Training outside of combat has not been discussed for some time, in fact, I believe we last considered it two years ago. Provided that we balance it with, perhaps, diminishing returns and some low limit, I could see it as part of the game, though I must note that the difference between soldiers of different nations is reflective of, in part, general training level.
Yeah i agree that reliability would’nt be an advantage to the gameplay. I was thinking of that mainly because i did not understood why tigerii was so powerfull in the game, but as i play mostly german, i didn’t realize that a bunch of cheap tanks could manage to beat it down.
I agree too that if training would be implemented, i think it should be in these terms :
New soldier : exp=0 cost=x
New trained soldier : 0<exp<0.50 cost=x+500
Experienced soldier : 0<exp<inf
Experienced trained soldier : 0.50<exp<inf
In current game, if 20 germp40 with 0.50<exp<1.00 fights against 20 germp40 with exp=0, it will last with only 8 exeprienced dead, versus 20 lost.
Actualy, new born infantry is “sacrifiable” infantry. trained infantry would make those units “the ones you assist, support and rescue”.
Other things to worry : i have noticed no limit to infantry gain experience. It’s sometimes surprising that a dugged cannon can be more fragile than a riflemen.

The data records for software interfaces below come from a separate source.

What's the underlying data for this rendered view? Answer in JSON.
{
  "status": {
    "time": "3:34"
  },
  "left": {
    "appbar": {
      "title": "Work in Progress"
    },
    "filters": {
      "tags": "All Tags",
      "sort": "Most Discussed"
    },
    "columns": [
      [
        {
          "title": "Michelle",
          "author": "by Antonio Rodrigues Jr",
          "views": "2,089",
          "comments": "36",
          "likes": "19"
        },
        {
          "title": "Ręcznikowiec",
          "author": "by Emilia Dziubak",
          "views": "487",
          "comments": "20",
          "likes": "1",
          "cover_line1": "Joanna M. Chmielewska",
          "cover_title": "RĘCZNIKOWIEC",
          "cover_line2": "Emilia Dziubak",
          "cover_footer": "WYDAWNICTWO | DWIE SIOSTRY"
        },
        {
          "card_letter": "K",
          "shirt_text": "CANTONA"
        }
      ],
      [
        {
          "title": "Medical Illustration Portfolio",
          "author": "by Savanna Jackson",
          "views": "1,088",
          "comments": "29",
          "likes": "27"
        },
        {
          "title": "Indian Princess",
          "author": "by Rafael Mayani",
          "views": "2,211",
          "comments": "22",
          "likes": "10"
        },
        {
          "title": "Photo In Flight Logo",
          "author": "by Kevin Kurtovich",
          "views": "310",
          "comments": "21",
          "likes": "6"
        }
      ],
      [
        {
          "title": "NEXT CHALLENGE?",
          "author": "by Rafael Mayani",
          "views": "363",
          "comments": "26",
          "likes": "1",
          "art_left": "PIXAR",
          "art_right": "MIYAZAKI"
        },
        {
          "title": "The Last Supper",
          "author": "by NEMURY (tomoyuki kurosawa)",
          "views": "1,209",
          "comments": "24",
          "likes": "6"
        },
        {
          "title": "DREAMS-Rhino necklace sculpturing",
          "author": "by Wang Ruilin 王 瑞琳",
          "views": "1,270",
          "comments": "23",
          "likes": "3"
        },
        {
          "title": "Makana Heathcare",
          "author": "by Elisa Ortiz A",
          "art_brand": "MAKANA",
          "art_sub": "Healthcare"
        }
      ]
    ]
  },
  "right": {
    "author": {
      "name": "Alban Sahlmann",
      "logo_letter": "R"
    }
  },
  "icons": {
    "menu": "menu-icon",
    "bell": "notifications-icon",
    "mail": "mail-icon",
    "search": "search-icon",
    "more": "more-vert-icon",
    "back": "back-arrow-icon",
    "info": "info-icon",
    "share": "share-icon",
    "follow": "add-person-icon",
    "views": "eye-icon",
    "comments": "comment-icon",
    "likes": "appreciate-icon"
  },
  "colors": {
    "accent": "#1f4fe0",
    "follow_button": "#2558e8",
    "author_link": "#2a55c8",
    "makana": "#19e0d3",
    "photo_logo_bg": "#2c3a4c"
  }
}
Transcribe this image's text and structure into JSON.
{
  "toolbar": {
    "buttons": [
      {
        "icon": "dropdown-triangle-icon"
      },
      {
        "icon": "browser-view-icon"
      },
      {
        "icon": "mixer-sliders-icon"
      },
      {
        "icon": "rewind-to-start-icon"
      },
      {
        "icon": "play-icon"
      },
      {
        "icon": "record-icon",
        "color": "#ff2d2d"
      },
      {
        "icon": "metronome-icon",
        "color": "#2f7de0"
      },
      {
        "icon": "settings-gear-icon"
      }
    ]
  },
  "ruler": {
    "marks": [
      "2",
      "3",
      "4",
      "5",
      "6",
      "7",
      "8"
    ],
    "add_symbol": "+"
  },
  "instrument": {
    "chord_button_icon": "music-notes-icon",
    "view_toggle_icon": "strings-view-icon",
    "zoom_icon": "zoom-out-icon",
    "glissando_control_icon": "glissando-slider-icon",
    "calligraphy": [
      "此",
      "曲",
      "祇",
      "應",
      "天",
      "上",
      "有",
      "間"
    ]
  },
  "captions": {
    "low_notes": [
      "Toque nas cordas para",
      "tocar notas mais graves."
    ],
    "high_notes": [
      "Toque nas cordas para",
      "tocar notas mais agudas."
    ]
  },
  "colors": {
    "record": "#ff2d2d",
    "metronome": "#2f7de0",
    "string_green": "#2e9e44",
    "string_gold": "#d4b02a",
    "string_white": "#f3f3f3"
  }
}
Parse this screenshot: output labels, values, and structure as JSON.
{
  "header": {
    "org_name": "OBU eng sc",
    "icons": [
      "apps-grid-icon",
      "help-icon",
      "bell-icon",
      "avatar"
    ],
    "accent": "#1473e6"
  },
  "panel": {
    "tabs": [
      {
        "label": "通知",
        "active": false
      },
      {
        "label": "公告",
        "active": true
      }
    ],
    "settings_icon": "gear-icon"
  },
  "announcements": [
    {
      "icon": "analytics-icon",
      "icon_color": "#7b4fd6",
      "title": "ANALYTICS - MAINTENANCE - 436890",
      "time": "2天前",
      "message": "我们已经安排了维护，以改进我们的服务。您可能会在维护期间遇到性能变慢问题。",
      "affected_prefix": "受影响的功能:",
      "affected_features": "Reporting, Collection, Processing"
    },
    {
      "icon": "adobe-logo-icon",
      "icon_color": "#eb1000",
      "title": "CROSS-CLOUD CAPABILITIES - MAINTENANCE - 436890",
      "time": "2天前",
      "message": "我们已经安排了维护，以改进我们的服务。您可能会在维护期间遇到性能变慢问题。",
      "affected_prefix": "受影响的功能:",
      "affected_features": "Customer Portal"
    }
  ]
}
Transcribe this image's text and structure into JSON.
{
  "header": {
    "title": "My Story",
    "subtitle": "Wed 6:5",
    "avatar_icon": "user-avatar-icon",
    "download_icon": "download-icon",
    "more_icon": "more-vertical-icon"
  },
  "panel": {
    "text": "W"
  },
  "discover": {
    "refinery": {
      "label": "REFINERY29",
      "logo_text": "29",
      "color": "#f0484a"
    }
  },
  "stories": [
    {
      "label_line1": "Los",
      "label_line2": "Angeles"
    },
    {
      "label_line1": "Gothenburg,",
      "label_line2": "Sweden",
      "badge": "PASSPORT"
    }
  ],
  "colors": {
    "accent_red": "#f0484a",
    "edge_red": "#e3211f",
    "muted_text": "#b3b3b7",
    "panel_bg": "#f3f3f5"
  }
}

I had another idea to implement this : a button in factory that permit to choose between “no training”, “basic training”, “long training”, that would simply increase the time and cost to make a unit by 15 & 30%, making the unit more or less experienced.
I suppose for now I’m satisfied with the “training” already incorporated into the different factions; on thinking about it I’m still concerned some means of boosting experience before they hit the front lines will lead to most players training a force in their base for the late-game push while sending raw infantry into the grinder on the front lines. Generally when I play I check on my infantry and make note of the experienced ones; if the situation permits sometimes I’ll pull them back to base so to preserve them. Gives me an incentive not to get my troops chopped up from the early game on.
As far as maxix’s comments on evening out the tanks go, it really is mostly about the player who capitalizes on the strengths of the tanks. I play the Germans mostly as well because I come from the “if your opponent doesn’t let you build the biggest, baddest units it’s no darn fun” school of RTS, and it’s obvious I love the Tiger II’s ability to take ridiculous amounts of punishment and dish even more of it back out. That said, I don’t use them like an OTA Krogoth - on my watch those big toys never go anywhere without AA cover and a large screening force of infantry, and they stay well back from the enemy. Without spotter units to pick up targets out to the edge of the 88’s range the Tiger II loses its ability to “kite” enemy units, and at close range it’s slow turret turn speed allows it to be swarmed. Same goes for the Tiger I and IS-2. In general the medium tanks will be the bread and butter of any faction’s armor force; you can build a lot of them in not much time, losses are easier to replace, you’ll feel less reluctant to throw them into a fight, and when you use a 5-to-1 numerical edge to outflank heavies with them you’ll find they typically win.